◆ **Exercise**: Which lines of the material hold the word "information"? Copy each one.

Content starts

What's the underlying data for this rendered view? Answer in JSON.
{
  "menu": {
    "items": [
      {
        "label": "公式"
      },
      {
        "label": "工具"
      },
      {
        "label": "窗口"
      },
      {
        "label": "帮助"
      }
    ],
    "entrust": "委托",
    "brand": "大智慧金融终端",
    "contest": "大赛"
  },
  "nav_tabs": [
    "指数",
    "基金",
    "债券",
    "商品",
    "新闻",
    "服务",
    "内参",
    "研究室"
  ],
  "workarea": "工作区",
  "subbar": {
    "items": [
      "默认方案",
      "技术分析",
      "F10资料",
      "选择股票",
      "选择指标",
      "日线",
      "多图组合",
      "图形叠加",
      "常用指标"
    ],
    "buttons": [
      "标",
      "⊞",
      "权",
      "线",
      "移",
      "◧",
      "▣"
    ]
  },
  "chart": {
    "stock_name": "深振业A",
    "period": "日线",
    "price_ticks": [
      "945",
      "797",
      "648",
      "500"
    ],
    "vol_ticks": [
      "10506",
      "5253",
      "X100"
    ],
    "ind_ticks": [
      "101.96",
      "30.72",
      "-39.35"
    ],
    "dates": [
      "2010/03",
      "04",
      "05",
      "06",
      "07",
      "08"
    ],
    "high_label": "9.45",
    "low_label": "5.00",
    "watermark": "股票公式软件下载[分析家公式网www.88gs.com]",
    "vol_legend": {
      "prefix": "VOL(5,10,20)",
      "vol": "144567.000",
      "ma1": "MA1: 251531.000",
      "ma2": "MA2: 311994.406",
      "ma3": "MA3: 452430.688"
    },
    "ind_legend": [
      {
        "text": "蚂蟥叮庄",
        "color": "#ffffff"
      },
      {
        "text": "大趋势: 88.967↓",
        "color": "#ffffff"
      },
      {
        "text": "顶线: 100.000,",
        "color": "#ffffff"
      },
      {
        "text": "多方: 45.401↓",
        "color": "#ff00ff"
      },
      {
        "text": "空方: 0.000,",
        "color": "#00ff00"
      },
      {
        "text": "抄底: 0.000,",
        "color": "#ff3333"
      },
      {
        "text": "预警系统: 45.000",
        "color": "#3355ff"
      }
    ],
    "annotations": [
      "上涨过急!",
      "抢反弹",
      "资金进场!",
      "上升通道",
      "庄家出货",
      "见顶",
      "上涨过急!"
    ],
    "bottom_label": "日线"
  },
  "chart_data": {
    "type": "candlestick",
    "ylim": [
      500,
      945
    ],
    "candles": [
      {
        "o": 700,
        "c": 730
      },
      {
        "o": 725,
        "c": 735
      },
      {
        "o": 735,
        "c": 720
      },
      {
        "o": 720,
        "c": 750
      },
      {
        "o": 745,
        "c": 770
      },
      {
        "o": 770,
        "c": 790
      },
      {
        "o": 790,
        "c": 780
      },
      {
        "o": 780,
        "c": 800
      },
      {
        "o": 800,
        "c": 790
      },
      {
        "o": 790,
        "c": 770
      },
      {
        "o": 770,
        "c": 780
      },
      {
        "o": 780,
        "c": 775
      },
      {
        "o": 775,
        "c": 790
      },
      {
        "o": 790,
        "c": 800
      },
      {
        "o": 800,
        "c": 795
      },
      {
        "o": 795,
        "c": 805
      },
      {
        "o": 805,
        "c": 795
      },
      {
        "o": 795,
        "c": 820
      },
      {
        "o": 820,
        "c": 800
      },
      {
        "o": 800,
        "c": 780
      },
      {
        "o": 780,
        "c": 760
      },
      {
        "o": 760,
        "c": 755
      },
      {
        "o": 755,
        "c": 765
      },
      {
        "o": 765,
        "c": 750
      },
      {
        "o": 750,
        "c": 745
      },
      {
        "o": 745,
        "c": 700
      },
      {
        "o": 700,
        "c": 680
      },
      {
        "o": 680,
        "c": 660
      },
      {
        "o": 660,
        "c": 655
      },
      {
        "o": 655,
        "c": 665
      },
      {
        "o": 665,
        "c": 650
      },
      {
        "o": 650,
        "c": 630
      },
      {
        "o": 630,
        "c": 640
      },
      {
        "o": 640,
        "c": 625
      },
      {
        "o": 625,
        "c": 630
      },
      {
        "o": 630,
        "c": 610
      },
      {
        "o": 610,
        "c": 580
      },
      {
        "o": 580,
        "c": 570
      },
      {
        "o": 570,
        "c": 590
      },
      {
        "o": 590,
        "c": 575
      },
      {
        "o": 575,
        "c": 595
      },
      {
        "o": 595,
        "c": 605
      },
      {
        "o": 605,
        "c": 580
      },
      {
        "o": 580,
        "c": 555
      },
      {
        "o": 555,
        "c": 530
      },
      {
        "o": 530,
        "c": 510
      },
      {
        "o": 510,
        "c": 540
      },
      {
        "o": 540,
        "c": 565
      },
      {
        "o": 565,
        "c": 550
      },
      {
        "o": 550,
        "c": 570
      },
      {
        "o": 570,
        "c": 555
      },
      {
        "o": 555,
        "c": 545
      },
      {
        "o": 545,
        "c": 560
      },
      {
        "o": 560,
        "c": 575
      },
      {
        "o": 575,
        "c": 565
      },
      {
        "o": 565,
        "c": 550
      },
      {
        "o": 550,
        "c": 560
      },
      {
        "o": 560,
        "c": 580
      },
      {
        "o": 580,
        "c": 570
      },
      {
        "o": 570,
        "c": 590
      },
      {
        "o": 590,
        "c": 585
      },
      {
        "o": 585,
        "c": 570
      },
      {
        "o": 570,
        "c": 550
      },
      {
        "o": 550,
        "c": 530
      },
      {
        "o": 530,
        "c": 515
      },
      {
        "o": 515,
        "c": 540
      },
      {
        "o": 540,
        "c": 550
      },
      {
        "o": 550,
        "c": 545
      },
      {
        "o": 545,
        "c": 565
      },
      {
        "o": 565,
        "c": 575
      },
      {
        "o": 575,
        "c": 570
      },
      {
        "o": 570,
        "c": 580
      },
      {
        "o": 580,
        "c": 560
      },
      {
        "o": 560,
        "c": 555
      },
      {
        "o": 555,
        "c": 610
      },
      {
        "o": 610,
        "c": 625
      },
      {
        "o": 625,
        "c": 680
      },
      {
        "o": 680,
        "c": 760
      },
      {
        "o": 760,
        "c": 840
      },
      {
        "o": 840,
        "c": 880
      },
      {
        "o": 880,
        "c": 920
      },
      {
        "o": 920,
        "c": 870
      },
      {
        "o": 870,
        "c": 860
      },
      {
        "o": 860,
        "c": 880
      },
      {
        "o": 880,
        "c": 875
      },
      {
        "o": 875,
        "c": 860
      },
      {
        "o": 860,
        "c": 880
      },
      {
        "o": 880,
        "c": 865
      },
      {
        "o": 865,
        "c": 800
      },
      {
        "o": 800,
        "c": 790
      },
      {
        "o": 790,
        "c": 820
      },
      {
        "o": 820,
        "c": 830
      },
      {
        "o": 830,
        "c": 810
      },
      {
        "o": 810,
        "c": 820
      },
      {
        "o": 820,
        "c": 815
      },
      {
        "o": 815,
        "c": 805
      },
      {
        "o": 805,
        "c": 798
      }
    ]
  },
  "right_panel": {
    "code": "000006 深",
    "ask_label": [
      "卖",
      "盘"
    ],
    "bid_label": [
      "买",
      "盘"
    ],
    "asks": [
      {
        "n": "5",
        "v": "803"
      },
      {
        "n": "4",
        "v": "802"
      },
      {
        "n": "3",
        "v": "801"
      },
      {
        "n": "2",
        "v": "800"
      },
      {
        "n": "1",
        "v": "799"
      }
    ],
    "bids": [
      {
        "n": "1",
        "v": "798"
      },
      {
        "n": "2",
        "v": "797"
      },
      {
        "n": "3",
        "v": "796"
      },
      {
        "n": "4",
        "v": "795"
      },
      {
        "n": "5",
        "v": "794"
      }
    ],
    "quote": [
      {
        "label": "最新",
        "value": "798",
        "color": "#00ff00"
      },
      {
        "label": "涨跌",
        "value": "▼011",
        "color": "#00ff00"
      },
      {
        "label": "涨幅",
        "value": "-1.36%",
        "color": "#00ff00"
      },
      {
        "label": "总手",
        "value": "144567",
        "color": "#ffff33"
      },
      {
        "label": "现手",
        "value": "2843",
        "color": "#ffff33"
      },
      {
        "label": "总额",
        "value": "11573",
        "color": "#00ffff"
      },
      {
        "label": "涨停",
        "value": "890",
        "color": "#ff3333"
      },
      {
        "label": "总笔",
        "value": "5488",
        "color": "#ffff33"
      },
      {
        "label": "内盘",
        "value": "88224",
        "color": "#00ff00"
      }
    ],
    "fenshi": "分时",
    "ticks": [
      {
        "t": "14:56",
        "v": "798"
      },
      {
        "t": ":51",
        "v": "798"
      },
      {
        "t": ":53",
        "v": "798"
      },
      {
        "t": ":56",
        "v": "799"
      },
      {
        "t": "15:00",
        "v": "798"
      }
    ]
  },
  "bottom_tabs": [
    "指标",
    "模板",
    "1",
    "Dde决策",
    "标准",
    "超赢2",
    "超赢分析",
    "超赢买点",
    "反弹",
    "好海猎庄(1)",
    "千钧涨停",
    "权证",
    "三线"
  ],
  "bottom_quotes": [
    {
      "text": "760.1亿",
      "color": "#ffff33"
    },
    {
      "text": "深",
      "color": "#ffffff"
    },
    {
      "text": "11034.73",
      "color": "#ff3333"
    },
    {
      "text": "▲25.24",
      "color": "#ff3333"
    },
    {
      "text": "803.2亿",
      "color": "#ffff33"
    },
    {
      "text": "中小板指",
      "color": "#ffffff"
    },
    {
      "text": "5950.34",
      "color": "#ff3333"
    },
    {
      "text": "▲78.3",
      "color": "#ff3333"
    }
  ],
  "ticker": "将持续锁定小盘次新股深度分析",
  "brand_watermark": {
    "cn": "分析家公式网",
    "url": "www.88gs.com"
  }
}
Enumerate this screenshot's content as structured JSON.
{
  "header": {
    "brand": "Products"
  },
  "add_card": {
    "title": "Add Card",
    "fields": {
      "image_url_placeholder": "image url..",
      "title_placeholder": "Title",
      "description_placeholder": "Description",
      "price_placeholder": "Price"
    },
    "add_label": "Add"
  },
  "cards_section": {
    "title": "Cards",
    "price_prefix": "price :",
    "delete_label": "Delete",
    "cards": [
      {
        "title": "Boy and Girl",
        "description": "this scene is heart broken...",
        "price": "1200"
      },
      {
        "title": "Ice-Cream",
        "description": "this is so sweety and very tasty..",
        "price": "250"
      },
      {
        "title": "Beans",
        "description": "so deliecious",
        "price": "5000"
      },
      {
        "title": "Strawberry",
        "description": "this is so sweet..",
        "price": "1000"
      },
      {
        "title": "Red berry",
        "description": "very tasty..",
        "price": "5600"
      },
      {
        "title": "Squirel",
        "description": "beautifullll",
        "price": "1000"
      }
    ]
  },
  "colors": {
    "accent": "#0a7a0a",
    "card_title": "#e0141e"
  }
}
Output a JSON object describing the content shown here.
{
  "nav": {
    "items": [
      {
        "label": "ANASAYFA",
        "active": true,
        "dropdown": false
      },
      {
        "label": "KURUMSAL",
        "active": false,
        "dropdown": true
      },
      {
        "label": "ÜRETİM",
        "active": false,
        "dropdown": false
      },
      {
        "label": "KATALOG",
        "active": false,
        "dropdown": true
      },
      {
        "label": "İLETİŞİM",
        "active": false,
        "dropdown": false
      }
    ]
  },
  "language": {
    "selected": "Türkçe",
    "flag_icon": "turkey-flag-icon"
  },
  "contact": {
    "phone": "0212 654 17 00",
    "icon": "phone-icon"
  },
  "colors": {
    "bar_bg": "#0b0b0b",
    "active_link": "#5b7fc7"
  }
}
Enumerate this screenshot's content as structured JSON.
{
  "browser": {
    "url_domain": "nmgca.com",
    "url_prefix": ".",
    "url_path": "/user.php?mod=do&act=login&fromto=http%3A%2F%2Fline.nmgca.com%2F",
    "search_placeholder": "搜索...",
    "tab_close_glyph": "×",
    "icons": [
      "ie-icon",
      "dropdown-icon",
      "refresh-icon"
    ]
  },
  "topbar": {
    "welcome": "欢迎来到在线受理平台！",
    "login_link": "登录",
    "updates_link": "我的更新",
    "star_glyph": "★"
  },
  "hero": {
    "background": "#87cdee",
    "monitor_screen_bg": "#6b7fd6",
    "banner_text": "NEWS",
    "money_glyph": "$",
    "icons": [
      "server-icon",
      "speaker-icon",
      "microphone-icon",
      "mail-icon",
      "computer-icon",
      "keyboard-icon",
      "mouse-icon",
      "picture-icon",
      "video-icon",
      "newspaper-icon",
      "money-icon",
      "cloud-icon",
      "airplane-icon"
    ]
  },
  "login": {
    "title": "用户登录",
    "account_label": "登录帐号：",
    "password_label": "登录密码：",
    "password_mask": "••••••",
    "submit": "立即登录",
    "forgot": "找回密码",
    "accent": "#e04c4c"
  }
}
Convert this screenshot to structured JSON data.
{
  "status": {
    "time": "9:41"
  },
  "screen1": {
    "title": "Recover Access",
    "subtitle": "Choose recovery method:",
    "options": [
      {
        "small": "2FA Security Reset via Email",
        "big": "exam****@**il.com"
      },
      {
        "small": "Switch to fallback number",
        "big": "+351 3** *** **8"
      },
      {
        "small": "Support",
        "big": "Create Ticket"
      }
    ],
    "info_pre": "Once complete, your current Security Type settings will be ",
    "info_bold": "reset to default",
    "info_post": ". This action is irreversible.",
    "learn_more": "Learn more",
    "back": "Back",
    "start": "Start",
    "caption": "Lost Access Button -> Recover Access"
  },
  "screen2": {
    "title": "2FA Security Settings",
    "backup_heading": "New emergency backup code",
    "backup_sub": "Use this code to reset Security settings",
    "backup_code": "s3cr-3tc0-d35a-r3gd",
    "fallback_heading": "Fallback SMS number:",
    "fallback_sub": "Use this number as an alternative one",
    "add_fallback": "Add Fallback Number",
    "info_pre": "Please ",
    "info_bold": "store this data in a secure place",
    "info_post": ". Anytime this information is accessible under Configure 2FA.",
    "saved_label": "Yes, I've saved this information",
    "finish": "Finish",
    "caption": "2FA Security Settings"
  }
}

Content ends

◆ **Solution to the problem**:
    "info_post": ". Anytime this information is accessible under Configure 2FA.",
    "saved_label": "Yes, I've saved this information",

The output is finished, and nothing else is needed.